§ **Given data**

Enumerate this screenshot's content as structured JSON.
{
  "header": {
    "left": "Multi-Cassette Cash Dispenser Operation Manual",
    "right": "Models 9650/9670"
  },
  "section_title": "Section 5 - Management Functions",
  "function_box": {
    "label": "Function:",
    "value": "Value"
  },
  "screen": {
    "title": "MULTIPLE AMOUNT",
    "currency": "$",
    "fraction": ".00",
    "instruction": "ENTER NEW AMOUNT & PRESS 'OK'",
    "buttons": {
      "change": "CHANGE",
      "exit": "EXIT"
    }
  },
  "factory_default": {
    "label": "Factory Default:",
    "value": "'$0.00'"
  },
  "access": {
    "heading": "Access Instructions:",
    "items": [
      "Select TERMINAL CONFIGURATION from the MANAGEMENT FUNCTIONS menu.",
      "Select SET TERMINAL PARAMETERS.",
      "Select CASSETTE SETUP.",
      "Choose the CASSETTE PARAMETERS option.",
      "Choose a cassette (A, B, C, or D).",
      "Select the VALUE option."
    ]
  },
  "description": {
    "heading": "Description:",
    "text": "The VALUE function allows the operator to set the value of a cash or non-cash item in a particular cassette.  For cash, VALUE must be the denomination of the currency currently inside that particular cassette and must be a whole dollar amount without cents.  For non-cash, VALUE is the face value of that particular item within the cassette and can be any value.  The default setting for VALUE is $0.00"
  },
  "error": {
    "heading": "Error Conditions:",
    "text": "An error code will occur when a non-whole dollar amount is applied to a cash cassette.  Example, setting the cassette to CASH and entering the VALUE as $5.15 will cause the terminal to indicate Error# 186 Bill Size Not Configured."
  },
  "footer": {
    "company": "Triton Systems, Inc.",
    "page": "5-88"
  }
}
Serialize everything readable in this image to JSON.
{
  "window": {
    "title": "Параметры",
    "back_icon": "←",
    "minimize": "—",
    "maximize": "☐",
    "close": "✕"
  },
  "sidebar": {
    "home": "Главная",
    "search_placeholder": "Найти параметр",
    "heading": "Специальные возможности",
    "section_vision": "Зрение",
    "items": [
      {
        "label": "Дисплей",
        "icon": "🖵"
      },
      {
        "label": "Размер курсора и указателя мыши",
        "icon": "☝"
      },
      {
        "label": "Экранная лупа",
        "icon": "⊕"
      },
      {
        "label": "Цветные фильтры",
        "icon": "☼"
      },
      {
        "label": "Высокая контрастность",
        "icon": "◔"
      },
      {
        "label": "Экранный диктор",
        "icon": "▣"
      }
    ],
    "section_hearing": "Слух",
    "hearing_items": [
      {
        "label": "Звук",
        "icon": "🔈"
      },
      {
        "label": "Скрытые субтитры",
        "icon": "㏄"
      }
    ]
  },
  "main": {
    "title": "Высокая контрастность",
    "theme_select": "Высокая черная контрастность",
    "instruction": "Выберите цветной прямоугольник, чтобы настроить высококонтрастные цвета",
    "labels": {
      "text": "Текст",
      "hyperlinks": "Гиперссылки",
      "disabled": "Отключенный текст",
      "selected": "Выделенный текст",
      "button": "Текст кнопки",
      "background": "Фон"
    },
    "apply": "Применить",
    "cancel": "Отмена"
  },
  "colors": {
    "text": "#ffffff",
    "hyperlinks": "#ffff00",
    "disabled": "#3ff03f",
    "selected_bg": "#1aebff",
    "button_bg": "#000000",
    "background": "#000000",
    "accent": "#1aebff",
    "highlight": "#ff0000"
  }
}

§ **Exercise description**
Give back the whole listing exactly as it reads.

§ **Task output**
Enumerate this screenshot's content as structured JSON.
{
  "header": {
    "left": "Multi-Cassette Cash Dispenser Operation Manual",
    "right": "Models 9650/9670"
  },
  "section_title": "Section 5 - Management Functions",
  "function_box": {
    "label": "Function:",
    "value": "Value"
  },
  "screen": {
    "title": "MULTIPLE AMOUNT",
    "currency": "$",
    "fraction": ".00",
    "instruction": "ENTER NEW AMOUNT & PRESS 'OK'",
    "buttons": {
      "change": "CHANGE",
      "exit": "EXIT"
    }
  },
  "factory_default": {
    "label": "Factory Default:",
    "value": "'$0.00'"
  },
  "access": {
    "heading": "Access Instructions:",
    "items": [
      "Select TERMINAL CONFIGURATION from the MANAGEMENT FUNCTIONS menu.",
      "Select SET TERMINAL PARAMETERS.",
      "Select CASSETTE SETUP.",
      "Choose the CASSETTE PARAMETERS option.",
      "Choose a cassette (A, B, C, or D).",
      "Select the VALUE option."
    ]
  },
  "description": {
    "heading": "Description:",
    "text": "The VALUE function allows the operator to set the value of a cash or non-cash item in a particular cassette.  For cash, VALUE must be the denomination of the currency currently inside that particular cassette and must be a whole dollar amount without cents.  For non-cash, VALUE is the face value of that particular item within the cassette and can be any value.  The default setting for VALUE is $0.00"
  },
  "error": {
    "heading": "Error Conditions:",
    "text": "An error code will occur when a non-whole dollar amount is applied to a cash cassette.  Example, setting the cassette to CASH and entering the VALUE as $5.15 will cause the terminal to indicate Error# 186 Bill Size Not Configured."
  },
  "footer": {
    "company": "Triton Systems, Inc.",
    "page": "5-88"
  }
}
Serialize everything readable in this image to JSON.
{
  "window": {
    "title": "Параметры",
    "back_icon": "←",
    "minimize": "—",
    "maximize": "☐",
    "close": "✕"
  },
  "sidebar": {
    "home": "Главная",
    "search_placeholder": "Найти параметр",
    "heading": "Специальные возможности",
    "section_vision": "Зрение",
    "items": [
      {
        "label": "Дисплей",
        "icon": "🖵"
      },
      {
        "label": "Размер курсора и указателя мыши",
        "icon": "☝"
      },
      {
        "label": "Экранная лупа",
        "icon": "⊕"
      },
      {
        "label": "Цветные фильтры",
        "icon": "☼"
      },
      {
        "label": "Высокая контрастность",
        "icon": "◔"
      },
      {
        "label": "Экранный диктор",
        "icon": "▣"
      }
    ],
    "section_hearing": "Слух",
    "hearing_items": [
      {
        "label": "Звук",
        "icon": "🔈"
      },
      {
        "label": "Скрытые субтитры",
        "icon": "㏄"
      }
    ]
  },
  "main": {
    "title": "Высокая контрастность",
    "theme_select": "Высокая черная контрастность",
    "instruction": "Выберите цветной прямоугольник, чтобы настроить высококонтрастные цвета",
    "labels": {
      "text": "Текст",
      "hyperlinks": "Гиперссылки",
      "disabled": "Отключенный текст",
      "selected": "Выделенный текст",
      "button": "Текст кнопки",
      "background": "Фон"
    },
    "apply": "Применить",
    "cancel": "Отмена"
  },
  "colors": {
    "text": "#ffffff",
    "hyperlinks": "#ffff00",
    "disabled": "#3ff03f",
    "selected_bg": "#1aebff",
    "button_bg": "#000000",
    "background": "#000000",
    "accent": "#1aebff",
    "highlight": "#ff0000"
  }
}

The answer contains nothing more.